§ **Aim of the task**: Where an entry holds an image, leave the image out; otherwise reproduce the entry exactly.

Web page and app entries:
==================================================
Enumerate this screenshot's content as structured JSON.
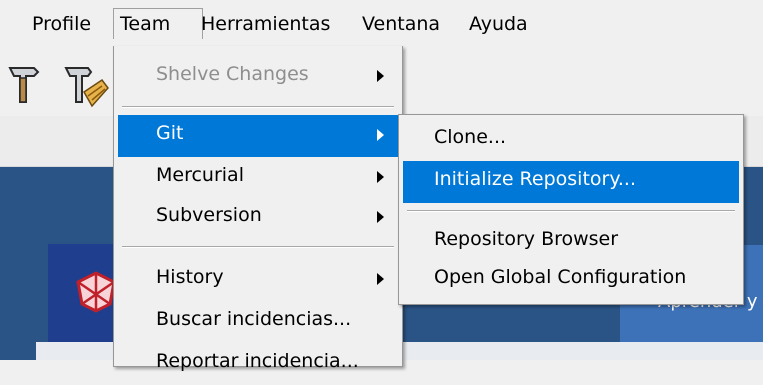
{
  "menubar": {
    "items": [
      {
        "label": "Profile"
      },
      {
        "label": "Team"
      },
      {
        "label": "Herramientas"
      },
      {
        "label": "Ventana"
      },
      {
        "label": "Ayuda"
      }
    ]
  },
  "toolbar": {
    "icons": [
      "hammer-icon",
      "build-broom-icon"
    ]
  },
  "team_menu": {
    "items": [
      {
        "label": "Shelve Changes",
        "disabled": true,
        "submenu": true
      },
      {
        "label": "Git",
        "highlighted": true,
        "submenu": true
      },
      {
        "label": "Mercurial",
        "submenu": true
      },
      {
        "label": "Subversion",
        "submenu": true
      },
      {
        "label": "History",
        "submenu": true
      },
      {
        "label": "Buscar incidencias..."
      },
      {
        "label": "Reportar incidencia..."
      }
    ]
  },
  "git_menu": {
    "items": [
      {
        "label": "Clone..."
      },
      {
        "label": "Initialize Repository...",
        "highlighted": true
      },
      {
        "label": "Repository Browser"
      },
      {
        "label": "Open Global Configuration"
      }
    ]
  },
  "background": {
    "right_text": "Aprender y",
    "logo": "netbeans-logo-icon"
  },
  "colors": {
    "highlight": "#0078d7",
    "menu_bg": "#f0f0f0",
    "content_bg": "#2b5486"
  }
}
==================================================
§ **Response to the task**:
Enumerate this screenshot's content as structured JSON.
{
  "menubar": {
    "items": [
      {
        "label": "Profile"
      },
      {
        "label": "Team"
      },
      {
        "label": "Herramientas"
      },
      {
        "label": "Ventana"
      },
      {
        "label": "Ayuda"
      }
    ]
  },
  "toolbar": {
    "icons": [
      "hammer-icon",
      "build-broom-icon"
    ]
  },
  "team_menu": {
    "items": [
      {
        "label": "Shelve Changes",
        "disabled": true,
        "submenu": true
      },
      {
        "label": "Git",
        "highlighted": true,
        "submenu": true
      },
      {
        "label": "Mercurial",
        "submenu": true
      },
      {
        "label": "Subversion",
        "submenu": true
      },
      {
        "label": "History",
        "submenu": true
      },
      {
        "label": "Buscar incidencias..."
      },
      {
        "label": "Reportar incidencia..."
      }
    ]
  },
  "git_menu": {
    "items": [
      {
        "label": "Clone..."
      },
      {
        "label": "Initialize Repository...",
        "highlighted": true
      },
      {
        "label": "Repository Browser"
      },
      {
        "label": "Open Global Configuration"
      }
    ]
  },
  "background": {
    "right_text": "Aprender y",
    "logo": "netbeans-logo-icon"
  },
  "colors": {
    "highlight": "#0078d7",
    "menu_bg": "#f0f0f0",
    "content_bg": "#2b5486"
  }
}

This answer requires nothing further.